U.S. efforts have yielded no results, and China continues to buy Iranian oil. However, fearing international sanctions, Beijing refrains from investing in the Iranian oil industry.
A tweet by Kayhan London on April 15 included an undated video clip of Mehdi Nasiri, the former managing director of the Tehran-based Kayhan newspaper, in which he said: “The son of the Secretary of the Supreme National Security Council [Rear Admiral Upper Half Ali Shamkhani], who is the central player in these events, is the principal exporter of Iranian oil. He exports 40 percent of Iranian oil. Mr. Shamkhani’s son profits $1 million a day.”
“They have benefited immensely from this foreign policy [Including] their privileged children and relatives,” Mr. Nasiri alleged. “They speak about American sanctions. Many senior [officials] have described the sanctions as blessings, saying that sanctions helped us blossom. Please abandon these contradictions. The current situation has resulted from policy morphing into ideology and leaving the sphere of rationality and logic.”
Many experts warn that ignoring Iranian oil exports would only strengthen the IRGC, making it more dangerous.
Meanwhile, the U.S. claims it works tirelessly to prevent Iran from bypassing sanctions.
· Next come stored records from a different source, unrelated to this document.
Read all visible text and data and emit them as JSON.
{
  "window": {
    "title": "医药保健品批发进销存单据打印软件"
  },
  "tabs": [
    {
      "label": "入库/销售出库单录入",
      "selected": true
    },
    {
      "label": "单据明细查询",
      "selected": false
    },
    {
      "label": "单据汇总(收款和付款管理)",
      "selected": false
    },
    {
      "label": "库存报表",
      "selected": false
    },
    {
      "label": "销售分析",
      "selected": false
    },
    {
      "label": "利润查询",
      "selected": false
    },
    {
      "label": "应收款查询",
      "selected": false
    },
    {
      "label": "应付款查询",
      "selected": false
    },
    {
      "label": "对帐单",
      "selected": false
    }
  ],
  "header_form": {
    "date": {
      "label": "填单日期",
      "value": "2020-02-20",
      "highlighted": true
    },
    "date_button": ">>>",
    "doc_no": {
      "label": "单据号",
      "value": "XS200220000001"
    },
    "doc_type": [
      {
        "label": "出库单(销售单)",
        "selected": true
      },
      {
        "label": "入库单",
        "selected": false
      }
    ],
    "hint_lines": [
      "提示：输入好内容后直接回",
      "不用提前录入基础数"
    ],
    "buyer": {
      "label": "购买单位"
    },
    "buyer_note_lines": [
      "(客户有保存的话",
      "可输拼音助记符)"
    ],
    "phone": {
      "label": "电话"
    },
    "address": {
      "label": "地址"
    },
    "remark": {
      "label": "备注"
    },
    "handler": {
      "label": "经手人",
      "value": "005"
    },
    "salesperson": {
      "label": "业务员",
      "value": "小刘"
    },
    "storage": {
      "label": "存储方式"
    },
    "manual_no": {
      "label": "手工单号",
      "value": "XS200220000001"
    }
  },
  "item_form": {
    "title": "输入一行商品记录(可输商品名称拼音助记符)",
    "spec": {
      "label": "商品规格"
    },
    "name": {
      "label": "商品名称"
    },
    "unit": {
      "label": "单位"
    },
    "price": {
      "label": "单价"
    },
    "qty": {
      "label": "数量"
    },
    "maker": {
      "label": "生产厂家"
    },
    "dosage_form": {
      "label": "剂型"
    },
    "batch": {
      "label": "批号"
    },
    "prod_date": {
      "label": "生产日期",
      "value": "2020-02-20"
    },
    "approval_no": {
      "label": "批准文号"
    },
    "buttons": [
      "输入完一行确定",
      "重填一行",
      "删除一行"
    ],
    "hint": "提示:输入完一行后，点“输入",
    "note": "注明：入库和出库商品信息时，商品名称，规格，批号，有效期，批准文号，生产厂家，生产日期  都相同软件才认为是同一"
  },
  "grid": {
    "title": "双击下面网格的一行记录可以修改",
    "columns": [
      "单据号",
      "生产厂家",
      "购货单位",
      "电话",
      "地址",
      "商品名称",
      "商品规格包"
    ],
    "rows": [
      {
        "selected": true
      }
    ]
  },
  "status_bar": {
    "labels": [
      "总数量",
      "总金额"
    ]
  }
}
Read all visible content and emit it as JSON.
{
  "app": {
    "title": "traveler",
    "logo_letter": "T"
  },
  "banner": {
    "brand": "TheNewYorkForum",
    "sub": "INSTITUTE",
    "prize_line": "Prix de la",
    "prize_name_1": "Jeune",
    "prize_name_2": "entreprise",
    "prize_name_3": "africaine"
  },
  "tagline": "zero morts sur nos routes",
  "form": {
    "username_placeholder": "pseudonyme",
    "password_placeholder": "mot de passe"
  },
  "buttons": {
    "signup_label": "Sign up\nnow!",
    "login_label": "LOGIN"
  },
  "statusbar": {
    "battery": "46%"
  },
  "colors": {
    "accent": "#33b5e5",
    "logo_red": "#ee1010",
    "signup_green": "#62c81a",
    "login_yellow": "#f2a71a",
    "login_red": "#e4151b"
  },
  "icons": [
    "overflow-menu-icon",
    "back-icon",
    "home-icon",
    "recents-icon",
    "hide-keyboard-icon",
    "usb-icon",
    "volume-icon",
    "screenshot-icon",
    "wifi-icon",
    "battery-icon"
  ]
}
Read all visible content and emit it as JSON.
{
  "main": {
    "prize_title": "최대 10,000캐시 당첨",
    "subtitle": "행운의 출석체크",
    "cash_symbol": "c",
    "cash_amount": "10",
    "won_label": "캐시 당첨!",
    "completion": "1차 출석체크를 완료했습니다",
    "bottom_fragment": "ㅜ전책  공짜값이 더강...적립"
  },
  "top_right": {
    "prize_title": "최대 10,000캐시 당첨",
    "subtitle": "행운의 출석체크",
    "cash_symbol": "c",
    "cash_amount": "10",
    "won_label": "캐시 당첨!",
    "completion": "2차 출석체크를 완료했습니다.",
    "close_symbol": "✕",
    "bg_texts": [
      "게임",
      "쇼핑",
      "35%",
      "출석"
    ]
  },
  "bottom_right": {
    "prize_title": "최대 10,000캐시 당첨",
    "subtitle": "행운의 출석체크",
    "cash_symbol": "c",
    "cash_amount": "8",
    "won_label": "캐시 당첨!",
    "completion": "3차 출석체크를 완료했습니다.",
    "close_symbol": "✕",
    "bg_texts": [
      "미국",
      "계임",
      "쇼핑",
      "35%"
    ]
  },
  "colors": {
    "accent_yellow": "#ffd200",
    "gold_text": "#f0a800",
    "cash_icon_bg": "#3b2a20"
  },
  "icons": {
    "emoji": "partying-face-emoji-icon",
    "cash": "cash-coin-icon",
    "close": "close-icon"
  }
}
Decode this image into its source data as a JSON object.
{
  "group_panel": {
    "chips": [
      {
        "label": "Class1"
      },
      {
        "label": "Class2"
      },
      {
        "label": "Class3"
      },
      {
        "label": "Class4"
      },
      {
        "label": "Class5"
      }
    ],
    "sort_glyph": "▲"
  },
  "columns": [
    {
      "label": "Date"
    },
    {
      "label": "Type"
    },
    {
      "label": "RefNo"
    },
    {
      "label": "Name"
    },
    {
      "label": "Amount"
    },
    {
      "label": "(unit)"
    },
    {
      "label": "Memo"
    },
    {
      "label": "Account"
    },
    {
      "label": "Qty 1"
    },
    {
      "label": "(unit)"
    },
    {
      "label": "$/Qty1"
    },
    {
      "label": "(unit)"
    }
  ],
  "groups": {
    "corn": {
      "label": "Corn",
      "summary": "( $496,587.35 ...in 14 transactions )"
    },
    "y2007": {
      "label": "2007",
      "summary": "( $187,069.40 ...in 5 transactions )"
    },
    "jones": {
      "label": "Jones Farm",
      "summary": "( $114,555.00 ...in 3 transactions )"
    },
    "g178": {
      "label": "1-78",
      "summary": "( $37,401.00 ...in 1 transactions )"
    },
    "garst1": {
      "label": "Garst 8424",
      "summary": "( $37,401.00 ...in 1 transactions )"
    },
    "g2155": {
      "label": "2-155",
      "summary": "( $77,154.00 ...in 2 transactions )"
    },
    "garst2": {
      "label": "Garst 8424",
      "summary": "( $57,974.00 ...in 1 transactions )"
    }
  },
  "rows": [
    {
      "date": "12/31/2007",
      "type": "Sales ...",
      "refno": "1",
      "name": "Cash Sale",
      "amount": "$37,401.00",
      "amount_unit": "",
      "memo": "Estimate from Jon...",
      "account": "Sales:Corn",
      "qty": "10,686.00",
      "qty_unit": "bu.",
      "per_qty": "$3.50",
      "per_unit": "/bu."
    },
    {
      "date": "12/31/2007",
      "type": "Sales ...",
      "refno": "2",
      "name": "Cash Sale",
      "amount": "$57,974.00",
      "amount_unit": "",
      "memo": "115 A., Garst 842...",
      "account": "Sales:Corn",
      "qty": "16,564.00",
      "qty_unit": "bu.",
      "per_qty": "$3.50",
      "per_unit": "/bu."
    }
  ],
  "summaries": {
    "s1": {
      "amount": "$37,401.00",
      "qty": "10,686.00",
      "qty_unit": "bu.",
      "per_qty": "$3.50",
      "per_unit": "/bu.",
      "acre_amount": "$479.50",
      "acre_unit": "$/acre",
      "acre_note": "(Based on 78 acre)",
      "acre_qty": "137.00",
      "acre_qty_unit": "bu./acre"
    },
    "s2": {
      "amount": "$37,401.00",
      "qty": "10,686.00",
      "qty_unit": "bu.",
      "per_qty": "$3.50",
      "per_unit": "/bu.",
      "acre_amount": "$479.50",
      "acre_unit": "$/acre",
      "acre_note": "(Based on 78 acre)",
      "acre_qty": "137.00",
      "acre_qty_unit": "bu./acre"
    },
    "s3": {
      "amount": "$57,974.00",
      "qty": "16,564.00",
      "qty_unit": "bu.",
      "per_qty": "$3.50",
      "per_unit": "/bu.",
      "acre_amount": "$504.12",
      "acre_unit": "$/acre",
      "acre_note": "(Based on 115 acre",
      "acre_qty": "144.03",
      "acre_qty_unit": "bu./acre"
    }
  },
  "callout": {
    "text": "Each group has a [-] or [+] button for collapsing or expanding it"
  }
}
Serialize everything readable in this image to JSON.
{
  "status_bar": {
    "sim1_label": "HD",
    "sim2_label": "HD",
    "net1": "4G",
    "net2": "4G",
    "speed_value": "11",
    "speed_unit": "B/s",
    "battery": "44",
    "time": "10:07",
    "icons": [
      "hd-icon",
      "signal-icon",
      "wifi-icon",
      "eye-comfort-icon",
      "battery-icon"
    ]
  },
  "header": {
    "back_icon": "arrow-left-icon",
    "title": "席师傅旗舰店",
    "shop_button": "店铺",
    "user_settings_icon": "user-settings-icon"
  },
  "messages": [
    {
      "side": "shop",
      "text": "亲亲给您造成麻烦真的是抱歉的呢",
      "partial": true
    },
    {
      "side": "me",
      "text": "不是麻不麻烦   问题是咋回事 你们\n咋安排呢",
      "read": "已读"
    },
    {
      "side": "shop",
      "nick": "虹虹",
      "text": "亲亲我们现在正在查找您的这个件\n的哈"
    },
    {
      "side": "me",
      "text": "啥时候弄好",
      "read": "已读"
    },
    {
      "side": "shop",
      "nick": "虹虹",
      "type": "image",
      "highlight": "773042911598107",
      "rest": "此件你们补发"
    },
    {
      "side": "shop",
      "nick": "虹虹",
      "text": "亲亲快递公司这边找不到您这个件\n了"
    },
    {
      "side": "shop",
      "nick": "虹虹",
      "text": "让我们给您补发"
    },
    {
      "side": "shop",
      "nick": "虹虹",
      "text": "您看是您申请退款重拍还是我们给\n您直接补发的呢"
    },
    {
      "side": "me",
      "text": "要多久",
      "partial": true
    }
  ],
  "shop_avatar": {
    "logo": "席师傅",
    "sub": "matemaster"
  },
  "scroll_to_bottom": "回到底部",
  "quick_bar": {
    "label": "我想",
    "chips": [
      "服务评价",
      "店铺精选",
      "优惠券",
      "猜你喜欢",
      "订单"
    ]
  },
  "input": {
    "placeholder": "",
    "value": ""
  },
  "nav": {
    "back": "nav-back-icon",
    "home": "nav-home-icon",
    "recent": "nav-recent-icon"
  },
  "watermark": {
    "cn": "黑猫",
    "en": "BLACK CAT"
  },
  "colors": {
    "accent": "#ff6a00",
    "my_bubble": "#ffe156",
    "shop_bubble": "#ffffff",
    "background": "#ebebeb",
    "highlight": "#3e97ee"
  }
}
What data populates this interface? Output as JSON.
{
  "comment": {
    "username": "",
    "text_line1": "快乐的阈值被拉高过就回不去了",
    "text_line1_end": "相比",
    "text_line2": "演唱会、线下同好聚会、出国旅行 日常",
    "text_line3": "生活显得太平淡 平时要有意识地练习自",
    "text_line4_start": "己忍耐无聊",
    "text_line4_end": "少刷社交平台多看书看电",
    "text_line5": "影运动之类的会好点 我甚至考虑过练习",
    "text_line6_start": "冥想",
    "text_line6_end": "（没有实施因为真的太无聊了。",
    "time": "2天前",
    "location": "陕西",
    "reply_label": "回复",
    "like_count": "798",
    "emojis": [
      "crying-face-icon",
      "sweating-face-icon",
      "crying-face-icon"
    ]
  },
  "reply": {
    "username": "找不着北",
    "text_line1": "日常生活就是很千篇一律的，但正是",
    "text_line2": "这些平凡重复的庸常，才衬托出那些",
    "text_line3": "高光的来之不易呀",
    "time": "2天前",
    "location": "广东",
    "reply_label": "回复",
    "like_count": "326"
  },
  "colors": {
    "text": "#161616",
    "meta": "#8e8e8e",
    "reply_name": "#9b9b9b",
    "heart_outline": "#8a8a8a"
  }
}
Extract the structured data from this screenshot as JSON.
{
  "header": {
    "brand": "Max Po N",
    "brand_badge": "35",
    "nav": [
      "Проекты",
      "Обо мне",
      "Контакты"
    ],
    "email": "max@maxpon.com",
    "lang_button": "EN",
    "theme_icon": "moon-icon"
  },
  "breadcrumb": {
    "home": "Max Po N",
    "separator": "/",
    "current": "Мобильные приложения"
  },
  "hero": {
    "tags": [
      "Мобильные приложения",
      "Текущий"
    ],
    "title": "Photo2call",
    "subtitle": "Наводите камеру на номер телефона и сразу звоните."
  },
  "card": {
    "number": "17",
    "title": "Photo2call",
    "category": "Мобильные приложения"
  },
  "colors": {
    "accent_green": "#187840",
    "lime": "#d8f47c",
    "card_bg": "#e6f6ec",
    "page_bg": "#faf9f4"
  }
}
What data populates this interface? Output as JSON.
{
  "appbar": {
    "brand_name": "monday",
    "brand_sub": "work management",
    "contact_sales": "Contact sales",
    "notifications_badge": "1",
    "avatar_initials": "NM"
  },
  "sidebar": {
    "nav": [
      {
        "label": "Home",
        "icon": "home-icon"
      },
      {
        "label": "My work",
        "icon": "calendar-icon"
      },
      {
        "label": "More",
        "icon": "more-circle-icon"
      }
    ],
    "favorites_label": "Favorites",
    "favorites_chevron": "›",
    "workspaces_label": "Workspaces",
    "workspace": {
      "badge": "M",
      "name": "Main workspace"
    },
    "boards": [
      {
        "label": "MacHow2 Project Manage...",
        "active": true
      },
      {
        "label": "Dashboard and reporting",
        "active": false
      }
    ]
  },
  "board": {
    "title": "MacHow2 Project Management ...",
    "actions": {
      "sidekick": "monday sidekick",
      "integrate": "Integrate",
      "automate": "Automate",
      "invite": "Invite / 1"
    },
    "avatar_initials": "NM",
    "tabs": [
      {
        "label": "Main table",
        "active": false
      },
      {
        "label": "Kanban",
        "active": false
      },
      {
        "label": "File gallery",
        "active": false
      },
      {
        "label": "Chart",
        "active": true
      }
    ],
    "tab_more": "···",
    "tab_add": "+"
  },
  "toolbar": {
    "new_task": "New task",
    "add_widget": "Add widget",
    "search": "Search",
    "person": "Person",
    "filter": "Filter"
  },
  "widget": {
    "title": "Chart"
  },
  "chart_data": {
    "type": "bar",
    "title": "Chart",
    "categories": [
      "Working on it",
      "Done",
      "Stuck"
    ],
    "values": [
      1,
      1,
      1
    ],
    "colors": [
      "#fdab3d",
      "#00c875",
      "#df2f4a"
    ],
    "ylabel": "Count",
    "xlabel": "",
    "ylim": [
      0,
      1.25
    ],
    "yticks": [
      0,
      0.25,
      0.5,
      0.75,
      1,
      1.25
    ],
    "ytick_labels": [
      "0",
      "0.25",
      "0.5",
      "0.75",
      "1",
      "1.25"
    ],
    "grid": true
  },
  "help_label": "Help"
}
Speaking to the same U.S. State Department spokesperson, Kayhan Life noted that the Islamic Republic of Iran continued to export cheap oil to China or Venezuela with the help of its ghost fleet of oil tankers. It asked, apart from sanctioning oil shipping networks, does the U.S. have any maritime surveillance and security operations to disrupt the fleet?
“We are constantly monitoring Iran’s oil trade and taking steps to counter efforts to trade Iranian petroleum and petrochemical products on the high seas, but we will not detail all the ways in which we do so,” the spokesperson said.
The U.S.-based Axios news website reported on April 3, citing informed sources, that the Biden administration had spoken with its European partners and Israeli officials about a “temporary agreement” with the Islamic Republic.
Under the U.S. “temporary agreement,” Iran is to halt some of its nuclear activities, including enriching uranium to 60 percent, in exchange for easing sanctions. However, Tehran has reportedly rejected the proposal.
When asked during a recent interview what impact enriching uranium to 60 percent had on the nuclear talks, the head of the Atomic Energy Organization of Iran (AEOI), Mohammad Eslami, said: “It had a noticeable effect. When you possess a conspicuous tool, it is natural that it would affect the quality of the talks. The result is that they believe you have nuclear [capability], and they cannot eliminate that easily.”
“We can enrich uranium to any purity any time we want. It is the sign of our power,” Mr. Eslami added.
Although uranium enrichment did not help the nuclear talks to move forward, it enabled the Islamic Republic to sell its oil and meet its needs, particularly given the inaction of the West.
An informed source who wished to remain anonymous told Reuters news agency that the JCPOA was like feeding a patient intravenously, adding, “West does not want to pull out the needle from the patient’s arm. However, there is little hope for a better solution.”